Leaving this rule in place will only fuel uncertainty and doubts about Myanmar’s worthiness as an investment destination. Suu Kyi would dominate whomever her party nominates as president, thus creating multiple power centres at the top. And a constant threat of military intervention would reduce confidence in any of the new government’s plans and promises.
To help ensure that the country is at peace and prepared to make economic progress, the Burmese military should also change its approach toward ethnic rebels. More than half of these groups have refused to sign a nationwide ceasefire agreement. They want a greater share of local power and more of the revenues from jade, timber, oil and other natural resources concentrated in ethnic areas.
Last year, some US$20 billion of the money from jade, mined mostly in Kachin state, was plundered by groups said to be controlled by former generals and others connected with the military, according to Global Witness.
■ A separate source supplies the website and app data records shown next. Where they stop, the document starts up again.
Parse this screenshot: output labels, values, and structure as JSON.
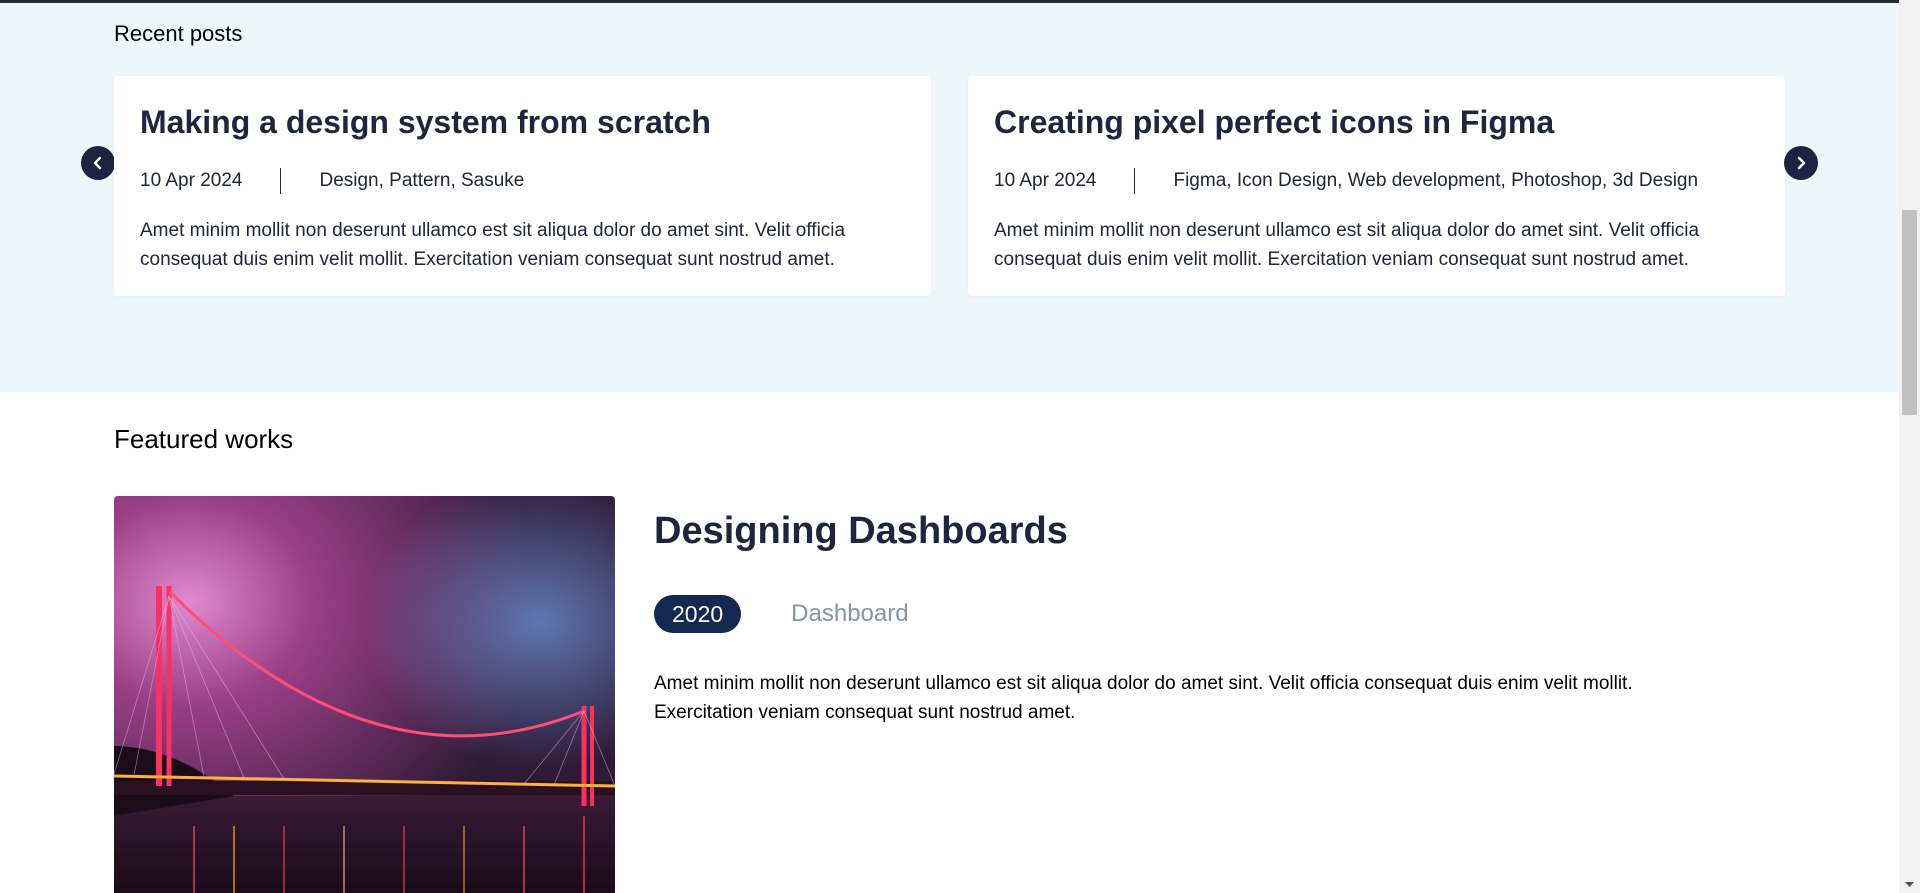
{
  "recent_posts": {
    "heading": "Recent posts",
    "posts": [
      {
        "title": "Making a design system from scratch",
        "date": "10 Apr 2024",
        "tags": "Design, Pattern, Sasuke",
        "excerpt": "Amet minim mollit non deserunt ullamco est sit aliqua dolor do amet sint. Velit officia consequat duis enim velit mollit. Exercitation veniam consequat sunt nostrud amet."
      },
      {
        "title": "Creating pixel perfect icons in Figma",
        "date": "10 Apr 2024",
        "tags": "Figma, Icon Design, Web development, Photoshop, 3d Design",
        "excerpt": "Amet minim mollit non deserunt ullamco est sit aliqua dolor do amet sint. Velit officia consequat duis enim velit mollit. Exercitation veniam consequat sunt nostrud amet."
      }
    ],
    "prev_icon": "chevron-left-icon",
    "next_icon": "chevron-right-icon"
  },
  "featured_works": {
    "heading": "Featured works",
    "items": [
      {
        "title": "Designing Dashboards",
        "year": "2020",
        "category": "Dashboard",
        "description": "Amet minim mollit non deserunt ullamco est sit aliqua dolor do amet sint. Velit officia consequat duis enim velit mollit. Exercitation veniam consequat sunt nostrud amet.",
        "image_subject": "suspension bridge at night with pink and red lights"
      }
    ]
  },
  "colors": {
    "recent_bg": "#edf7fa",
    "text_dark": "#21243d",
    "badge_bg": "#142850",
    "muted": "#8695a4",
    "arrow_bg": "#1d2340"
  }
}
Less than half of the revenues ended up in state coffers.
Stability should be the priority for Suu Kyi and the NLD, too, as they prepare to take charge of the government. During the election campaign, elements in the military-backed Union Solidarity and Development Party dangerously fanned anti-Muslim fervour.
While the NLD dodged this explosive subject before the vote, party leaders now need to speak out against such demagoguery, especially the hate-infused rhetoric coming from some radical Buddhist monks.
Finding a pathway to citizenship for the country’s oppressed Rohingya Muslims won’t be the new parliament’s first priority. But neither can lawmakers ignore the issue forever: Smugglers are reportedly preparing to launch more boatloads of Rohingya refugees for Malaysia and Thailand; another exodus would reignite tensions with both neighbours. Only Suu Kyi has the moral authority to confront such deeply ingrained prejudices.
Sunday’s vote also gives her the responsibility — whether or not she is allowed to become president — to finally groom a strong deputy and a team of capable technocratic leaders, perhaps drawn from the talented Burmese diaspora.
Myanmar’s toughest economic reforms still lie ahead: A vital investment law awaits passage. Trade costs must be brought down if manufacturers are to benefit from Myanmar’s low wages. A proper banking sector needs to be developed. Money has to be poured into infrastructure and education.
Suu Kyi has earned the right to lead Myanmar. But she cannot do so on her own. — Bloomberg View